Native nations are not against development, they just want it on their own terms.

Many native groups like the Nisga¹a, the Gitksan-Wet¹suwet¹en, the Nuu-chah-nulth, and the Kluskus have put forth well researched and documented plans for long-term resource development. They seek to pursue that development in partnership with the non-native community.

Every approach to development arises from attitudes and feelings for the land. For traditional native people land is not seen primarily as an economic commodity - either to reap its resources or as a medium of exchange - as in "market economies." Rather, land is a "sacred trust."

As the Cherokee anthropologist R.K. Thomas explains,

the land is alive and is filled with supernatural meaning. It is integrated in your own life. One is an integral part of that world out there. And it is personal and particular. Those items out there, that tree, isn't just a potential post for the old time Indian. That tree is God's creation, the same as you. It has a right to be growing there and to be treated with respect. Even if you chop it down for wood and take its life you know that it isn't just an object.

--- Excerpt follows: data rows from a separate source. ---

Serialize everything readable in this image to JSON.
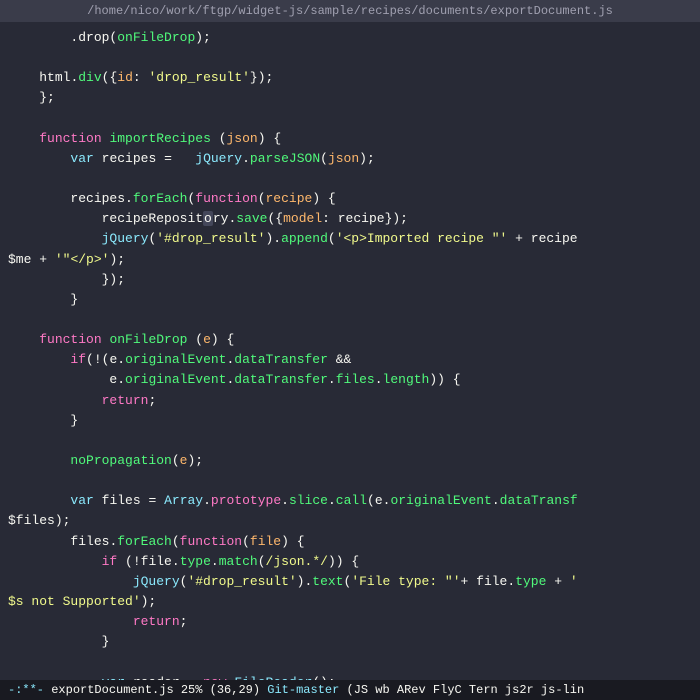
{
  "titleBar": {
    "path": "/home/nico/work/ftgp/widget-js/sample/recipes/documents/exportDocument.js"
  },
  "statusBar": {
    "mode": "-:**-",
    "filename": "exportDocument.js",
    "percent": "25%",
    "position": "(36,29)",
    "branch": "Git-master",
    "flags": "(JS wb ARev FlyC Tern js2r js-lin"
  },
  "code": [
    "        .drop(onFileDrop);",
    "",
    "    html.div({id: 'drop_result'});",
    "    };",
    "",
    "    function importRecipes (json) {",
    "        var recipes =   jQuery.parseJSON(json);",
    "",
    "        recipes.forEach(function(recipe) {",
    "            recipeRepository.save({model: recipe});",
    "            jQuery('#drop_result').append('<p>Imported recipe \"' + recipe",
    "$me + '\"</p>');",
    "            });",
    "        }",
    "",
    "    function onFileDrop (e) {",
    "        if(!(e.originalEvent.dataTransfer &&",
    "             e.originalEvent.dataTransfer.files.length)) {",
    "            return;",
    "        }",
    "",
    "        noPropagation(e);",
    "",
    "        var files = Array.prototype.slice.call(e.originalEvent.dataTransf",
    "$files);",
    "        files.forEach(function(file) {",
    "            if (!file.type.match(/json.*/)) {",
    "                jQuery('#drop_result').text('File type: \"'+ file.type + '",
    "$s not Supported');",
    "                return;",
    "            }",
    "",
    "            var reader = new FileReader();"
  ]
}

That fundamental attitude lies at the heart of many native groups' "environmental concern" for the land and has spawned specific claims, such as the Haida's sea claim and the concern of the Kluskus about resource extraction from the Chilcotin.

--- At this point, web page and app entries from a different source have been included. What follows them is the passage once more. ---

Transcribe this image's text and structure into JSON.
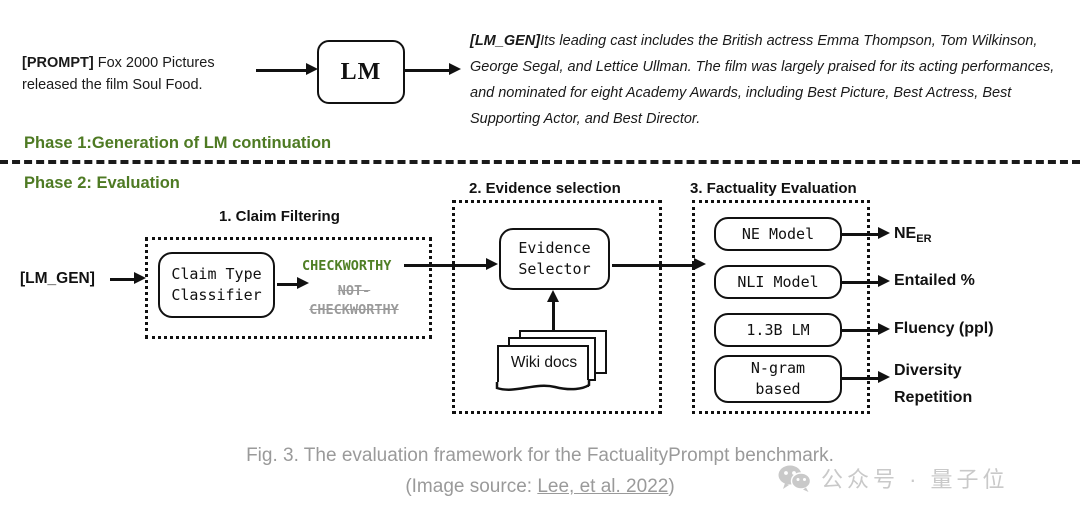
{
  "phase1": {
    "label": "Phase 1:Generation of LM continuation",
    "prompt_tag": "[PROMPT]",
    "prompt_text": " Fox 2000 Pictures released the film Soul Food.",
    "lm_box_label": "LM",
    "gen_tag": "[LM_GEN]",
    "gen_text": "Its leading cast includes the British actress Emma Thompson, Tom Wilkinson, George Segal, and Lettice Ullman. The film was largely praised for its acting performances, and nominated for eight Academy Awards, including Best Picture, Best Actress, Best Supporting Actor, and Best Director."
  },
  "phase2": {
    "label": "Phase 2: Evaluation",
    "input_label": "[LM_GEN]",
    "sections": [
      {
        "title": "1. Claim Filtering"
      },
      {
        "title": "2. Evidence selection"
      },
      {
        "title": "3. Factuality Evaluation"
      }
    ],
    "claim_filtering": {
      "box_label_line1": "Claim Type",
      "box_label_line2": "Classifier",
      "accepted_label": "CHECKWORTHY",
      "rejected_label": "NOT-CHECKWORTHY"
    },
    "evidence_selection": {
      "box_label_line1": "Evidence",
      "box_label_line2": "Selector",
      "docs_label": "Wiki docs"
    },
    "factuality_evaluation": {
      "rows": [
        {
          "model": "NE Model",
          "model_line2": "",
          "output": "NE",
          "output_sub": "ER",
          "output_line2": ""
        },
        {
          "model": "NLI Model",
          "model_line2": "",
          "output": "Entailed %",
          "output_sub": "",
          "output_line2": ""
        },
        {
          "model": "1.3B LM",
          "model_line2": "",
          "output": "Fluency (ppl)",
          "output_sub": "",
          "output_line2": ""
        },
        {
          "model": "N-gram",
          "model_line2": "based",
          "output": "Diversity",
          "output_sub": "",
          "output_line2": "Repetition"
        }
      ]
    }
  },
  "caption": {
    "line1": "Fig. 3. The evaluation framework for the FactualityPrompt benchmark.",
    "line2_prefix": "(Image source: ",
    "line2_link": "Lee, et al. 2022",
    "line2_suffix": ")"
  },
  "watermark": {
    "text": "公众号 · 量子位",
    "icon": "wechat-icon"
  },
  "colors": {
    "phase_green": "#4e7a23",
    "checkworthy_green": "#4f7f25",
    "rejected_gray": "#9b9b9b",
    "ink": "#111111",
    "caption_gray": "#9a9a9a",
    "watermark_gray": "#c9c9c9"
  }
}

However, to assume that native concern for the environment identically mirrors that of some environmental organizations would be a mistake. Most native nations are not strictly preservationists. Development is allowed and even fostered, providing such development involves working with the land in respect, ensuring that it will continue to sustain and nourish generation after generation.